flexing from a closed position covering said head to an open position exposing said head to a cervix for obtaining a sample thereof and hollow insertion means enclosing said head and appendages: for introduction of the scraper into the vaginal canal.

2. The scraper as recited in claim 1, in which said scraper head is comprised of polyurethane foam.

3. The scraper as recited in claim 1, in which said plurality of appendages are comprised of a member selected from the group consisting of natural rubbers, synthetic rubbers, polyethylene, polypropylene, polyester, latex impregnated paper, polyvinyl chloride, and mixtures thereof.

4. The scraper as recited in claim 1, in which said insertion means comprises a hollow insertion cylinder, the internal cross section of said cylinder being large enough to accommodate the movement of said scraper head therethrough while said plurality of appendages are in their closed overlapping position covering said head.

Patent Citations
Cited PatentFiling datePublication dateApplicantTitle
US2767703 *Jan 7, 1955Oct 23, 1956Herbert E NieburgsExploratory device for cell specimens
US2847000 *Jul 2, 1957Aug 12, 1958Nieburgs Herbert EDevice for obtaining body cell specimens

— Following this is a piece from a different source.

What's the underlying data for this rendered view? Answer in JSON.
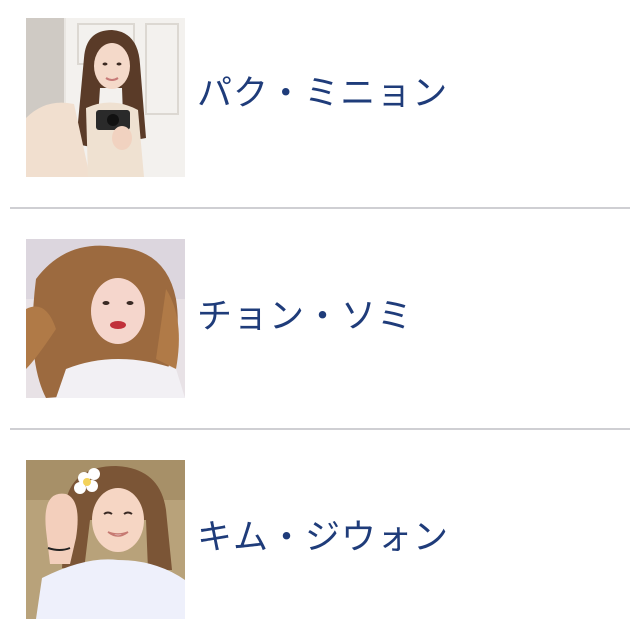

US2905169 *Mar 10, 1955Sep 22, 1959Herbert E NieburgsDevice for cancer detection
US3592186 *Jan 28, 1969Jul 13, 1971Oster ClaudeCytologic scraper

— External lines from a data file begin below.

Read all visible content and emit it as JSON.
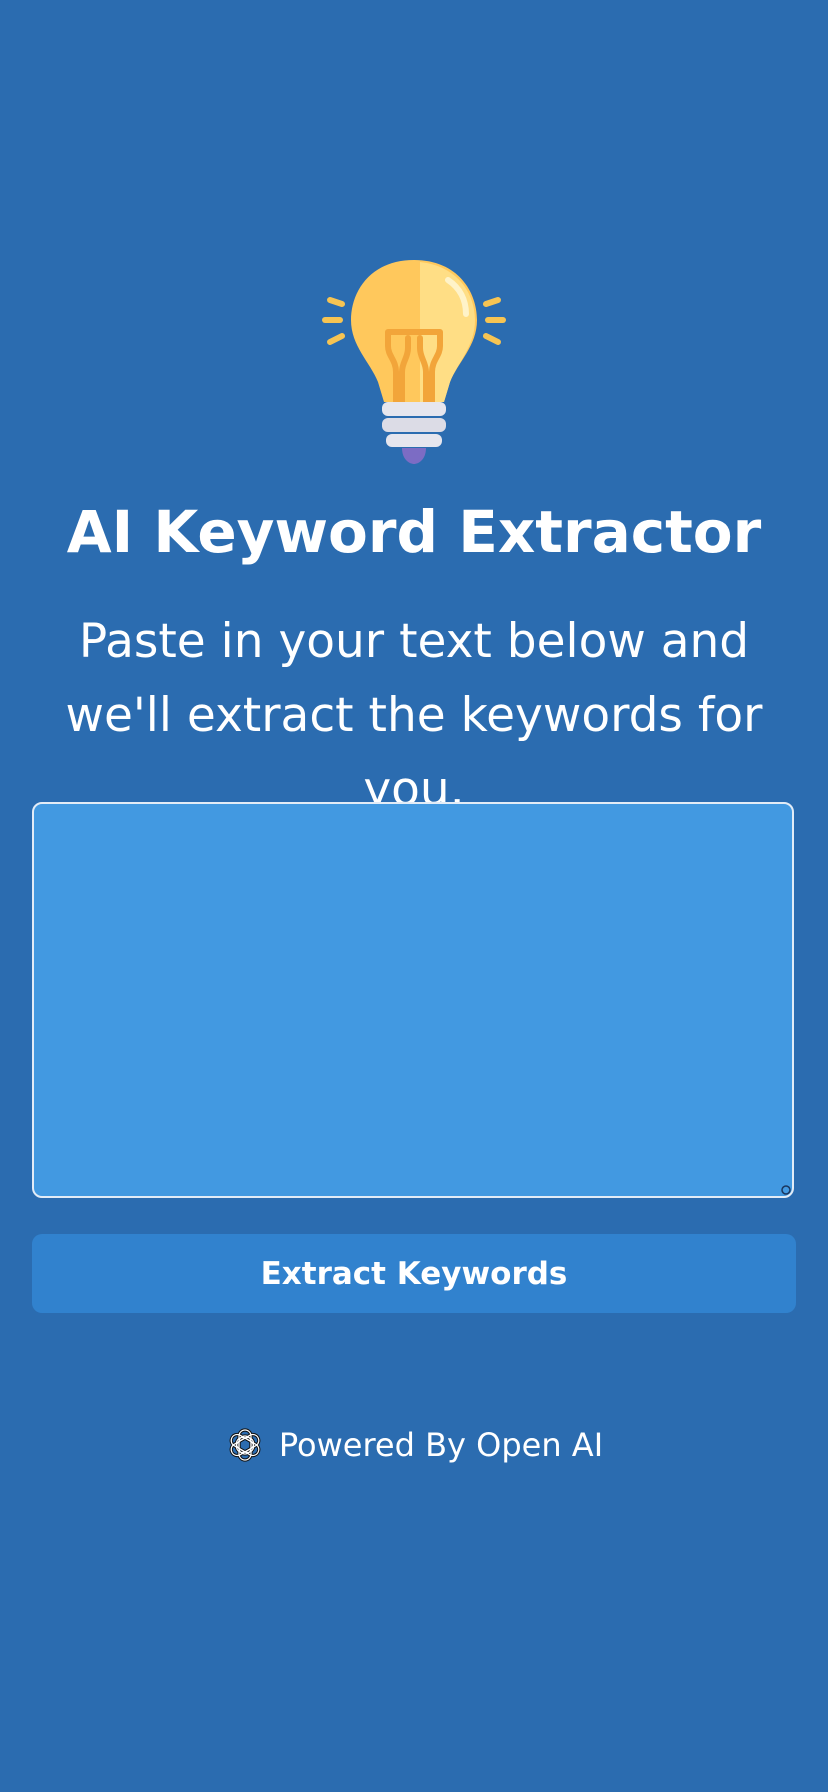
{
  "header": {
    "icon": "lightbulb-icon",
    "title": "AI Keyword Extractor",
    "subtitle": "Paste in your text below and we'll extract the keywords for you."
  },
  "input": {
    "value": "",
    "placeholder": ""
  },
  "actions": {
    "extract_label": "Extract Keywords"
  },
  "footer": {
    "icon": "openai-logo-icon",
    "text": "Powered By Open AI"
  },
  "colors": {
    "background": "#2b6cb0",
    "textarea_bg": "#4299e1",
    "button_bg": "#3182ce",
    "text": "#ffffff"
  }
}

US3640268 *Oct 23, 1965Feb 8, 1972Davis Hugh JMethod and device for biopsy specimen collecting and handling
US3664328 *Apr 28, 1971May 23, 1972Moyle Henry Dinwoodey JrCancer test specimen gathering device
Referenced by

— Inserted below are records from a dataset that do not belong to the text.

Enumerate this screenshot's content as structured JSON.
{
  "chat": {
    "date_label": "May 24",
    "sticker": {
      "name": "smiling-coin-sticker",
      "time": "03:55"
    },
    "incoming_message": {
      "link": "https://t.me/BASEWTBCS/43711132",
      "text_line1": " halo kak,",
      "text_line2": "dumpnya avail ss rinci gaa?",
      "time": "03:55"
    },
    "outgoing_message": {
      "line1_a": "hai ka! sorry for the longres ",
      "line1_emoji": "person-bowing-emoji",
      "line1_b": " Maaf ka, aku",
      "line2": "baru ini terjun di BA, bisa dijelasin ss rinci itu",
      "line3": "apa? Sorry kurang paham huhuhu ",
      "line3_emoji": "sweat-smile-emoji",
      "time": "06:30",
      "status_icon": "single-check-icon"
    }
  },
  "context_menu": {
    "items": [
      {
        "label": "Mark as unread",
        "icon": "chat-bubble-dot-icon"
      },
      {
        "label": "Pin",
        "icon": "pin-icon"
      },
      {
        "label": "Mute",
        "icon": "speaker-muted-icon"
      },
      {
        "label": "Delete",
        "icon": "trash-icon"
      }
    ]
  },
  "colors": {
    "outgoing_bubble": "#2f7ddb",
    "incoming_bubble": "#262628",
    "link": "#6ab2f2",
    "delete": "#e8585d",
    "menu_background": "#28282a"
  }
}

Citing PatentFiling datePublication dateApplicantTitle
US3881464 *Dec 4, 1972May 6, 1975Levene Max MosesSampling device and method
US4023559 *Jan 22, 1976May 17, 1977Smith & Nephew (Australia) Pty. LimitedSampling catheter device
US4759376 *Apr 16, 1987Jul 26, 1988Nils StormbyEndocervical sampling brush and smear method
US4877037 *Oct 6, 1988Oct 31, 1989Minnesota Mining And Manufacturing CompanyTissue or mucus sampling device
US5129402 *Feb 19, 1991Jul 14, 1992Accu-Med CorporationApparatus for collecting and/or growing protected biological specimens
US5456265 *Sep 28, 1993Oct 10, 1995Yim; Duck S.Endocervical brush assembly and method for obtaining tissue samples
US5462063 *Feb 23, 1994Oct 31, 1995Futura Nova B.V.Cell collecting device
US5787891 *Mar 16, 1995Aug 4, 1998Sak; RobertMethod and apparatus for sampling cervical tissue
US6302853Feb 24, 2000Oct 16, 2001R & G Medical And Development Corp.Method and apparatus for sampling cervical tissue
US6346086Apr 23, 1999Feb 12, 2002Cook Urological Inc.Endocervical and exocervical cell collection device
US6352513Jun 26, 2000Mar 5, 2002Ampersand Medical CorporationPersonal cervical cell collector
US6475165Nov 20, 2000Nov 5, 2002Bay Point Group, Inc.Cervical specimen self-sampling device
US6702759Jul 31, 2001Mar 9, 2004Private Concepts, Inc.Intra-vaginal self-administered cell collecting device and method
US6936013Jan 20, 2004Aug 30, 2005Private Concepts, Inc.Intra-vaginal self-administered cell collecting device and method
US7087028Sep 24, 2001Aug 8, 2006R&G Medical And Development Corp.Method and apparatus for sampling cervical tissue
US8066731Aug 20, 2007Nov 29, 2011Olympus Medical Systems Corp.Treatment device
EP0307792A2 *Sep 8, 1988Mar 22, 1989Gert SchlüterDevice to produce a biopsy
EP0363196A1 *Oct 5, 1989Apr 11, 1990Minnesota Mining And Manufacturing CompanyTissue or mucus sampling device
EP0804122A1 *Jan 17, 1995Nov 5, 1997Gynetech, Inc.Cervical tissue sampling device
EP2027882A1Aug 8, 2008Feb 25, 2009Olympus Medical Systems CorporationTreatment device
WO1996028092A1Mar 11, 1996Sep 19, 1996Sak Robert FMethod and apparatus for sampling cervical tissue
WO1999053841A1 *Apr 23, 1999Oct 28, 1999Cook Urological IncEndocervical and exocervical cell collection device
WO2007075835A2 *Dec 19, 2006Jul 5, 2007Cytyc CorpCell collection device
Classifications
U.S. Classification600/572
International ClassificationA61B10/00, A61B10/02
Cooperative ClassificationA61B10/0291
European ClassificationA61B10/02U